Around a month back, I received a mail from a company named ‘Keemiya Creatives’, asking me to review this book. I read the blurb, which seemed intriguing, and I accepted their offer.
I am constantly on the lookout for good literary fiction coming out from India, as I have discovered a few literary gems that sadly couldn’t achieve the level of popularity they deserved, unlike the cheesy commercial fiction books ruling the market. I had hoped that this particular book would fulfill that criterion, but sadly, it failed to do so.
From the first couple of chapters itself, I was left confused. Many things were happening, and I couldn’t decode them. It was all going over my head. However, once the story moved to the past that was set in Pakistan, things settled a bit, and I could make sense of what was happening. I think the part set in Pakistan is the strongest part of the story. It is well-written, and the characters are given a decent introduction. However, once the protagonist moves to Singapore, things start worsening due to the inexplicable and annoying actions of the characters.

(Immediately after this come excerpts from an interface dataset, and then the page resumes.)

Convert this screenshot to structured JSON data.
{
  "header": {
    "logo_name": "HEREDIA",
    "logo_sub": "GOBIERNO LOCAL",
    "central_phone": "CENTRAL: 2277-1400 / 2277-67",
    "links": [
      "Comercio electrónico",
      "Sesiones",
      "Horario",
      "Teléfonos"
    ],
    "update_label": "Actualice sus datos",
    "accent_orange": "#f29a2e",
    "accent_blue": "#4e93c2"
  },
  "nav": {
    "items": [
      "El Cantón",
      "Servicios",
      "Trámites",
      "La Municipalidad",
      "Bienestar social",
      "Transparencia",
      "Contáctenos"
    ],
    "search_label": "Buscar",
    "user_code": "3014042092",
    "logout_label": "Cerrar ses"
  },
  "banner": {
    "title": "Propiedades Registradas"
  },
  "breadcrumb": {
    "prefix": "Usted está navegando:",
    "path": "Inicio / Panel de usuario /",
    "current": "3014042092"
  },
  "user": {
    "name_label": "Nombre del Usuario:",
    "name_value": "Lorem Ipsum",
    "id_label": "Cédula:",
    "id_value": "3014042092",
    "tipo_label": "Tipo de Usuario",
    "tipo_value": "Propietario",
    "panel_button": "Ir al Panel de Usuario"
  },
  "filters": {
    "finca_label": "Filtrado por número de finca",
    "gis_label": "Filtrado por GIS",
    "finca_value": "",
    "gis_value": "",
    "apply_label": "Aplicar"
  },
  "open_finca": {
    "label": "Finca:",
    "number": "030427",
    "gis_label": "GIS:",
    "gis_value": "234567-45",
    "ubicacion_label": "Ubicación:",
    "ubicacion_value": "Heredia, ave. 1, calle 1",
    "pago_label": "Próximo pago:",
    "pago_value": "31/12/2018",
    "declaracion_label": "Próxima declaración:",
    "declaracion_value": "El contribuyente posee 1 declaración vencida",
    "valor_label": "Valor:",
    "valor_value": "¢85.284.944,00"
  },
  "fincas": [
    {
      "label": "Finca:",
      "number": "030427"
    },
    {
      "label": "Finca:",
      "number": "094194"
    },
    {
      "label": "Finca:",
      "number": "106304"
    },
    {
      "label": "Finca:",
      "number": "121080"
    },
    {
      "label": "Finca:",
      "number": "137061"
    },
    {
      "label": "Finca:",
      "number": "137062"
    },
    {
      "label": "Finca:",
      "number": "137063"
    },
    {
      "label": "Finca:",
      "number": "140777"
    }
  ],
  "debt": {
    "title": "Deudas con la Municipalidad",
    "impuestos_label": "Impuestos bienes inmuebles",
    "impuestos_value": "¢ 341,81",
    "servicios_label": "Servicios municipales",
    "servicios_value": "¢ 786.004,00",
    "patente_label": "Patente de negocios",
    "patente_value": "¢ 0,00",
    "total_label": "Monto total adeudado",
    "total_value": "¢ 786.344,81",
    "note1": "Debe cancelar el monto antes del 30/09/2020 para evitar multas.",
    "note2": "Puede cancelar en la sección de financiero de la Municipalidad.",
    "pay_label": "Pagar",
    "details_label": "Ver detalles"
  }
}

A big problem with this book is the excessive description. I should be the last person to complain, though, due to two solid reasons. Firstly, two of my favorite authors, Renita D’Silva and Chitra Divakaruni, both are descriptive authors. I like to get a sense of the surroundings, the smell, the taste of the food, the complete package, which both authors are exceptional at doing without making them feel needless. Secondly, as mentioned by most of the reviewers of my book ‘The Fragile Thread of Hope’, I am guilty of deviating towards excessive descriptions myself sometimes. Yet, the descriptions in this book were overdone, even for me. It actually distracted me almost throughout the book, making me feel less for the characters. Also, the author tries to include history in almost every description, even giving her understanding of why, how, and when the structure/place was built. That is totally unnecessary and it marred what could have been a very good book.
Also, the characters are very vague and irritating. Most of their actions don’t make sense, and the results are quite jarring and unsatisfying. And I didn’t like how the author describes them. There are virtually no scenes in which the characters actually reflect on their actions, making us feel their point of view. They are just thrust into scenes, where the author crushes them under verbose description and sudden revelations and meetings with characters and the artificial, forcibly philosophical dialogues. I mean, people don’t speak like that in reality. The author needs to observe people speaking or just use her common sense for once. People normally talk in casual language and don’t use literary language (using nouns and verbs, which is good for writing prose and should be avoided from dialogue as much as possible). The worst part is that history even seeps into the dialogues, characters talking about Taj Mahal, Shah Jahan, the history of Singapore, etc. in detail, totally turning the reader off. I’m sorry for being so blunt, but this is just my honest opinion.
The story was actually quite good—a woman bound by a suffocating marriage—but the lack of emotions and the other factors mentioned above spoiled it. Also, there was no use of the mirror in the book, which is supposed to be a major part of the book, particularly since it is used in the cover. There are attempts at comedy, but I didn’t find them funny at all.
But if we ignore the excessive descriptions, the language is good overall. I liked the use of metaphors and the use of nouns and verbs instead of adverbs and adjectives (which is a good practice). I couldn’t find any grammatical mistakes, and the punctuation was also proper throughout. This grammatical correctness is also important for me in a book, apart from the story of course.
The author comes across to be quite talented and her command over the language is good. If she just learns how to lessen the descriptions, flesh out the characters a bit more, and simplify her dialogues, I’m sure she can write a wonderful novel next time. Sadly, I didn’t quite like this book, so I cannot give more than 2.75 stars.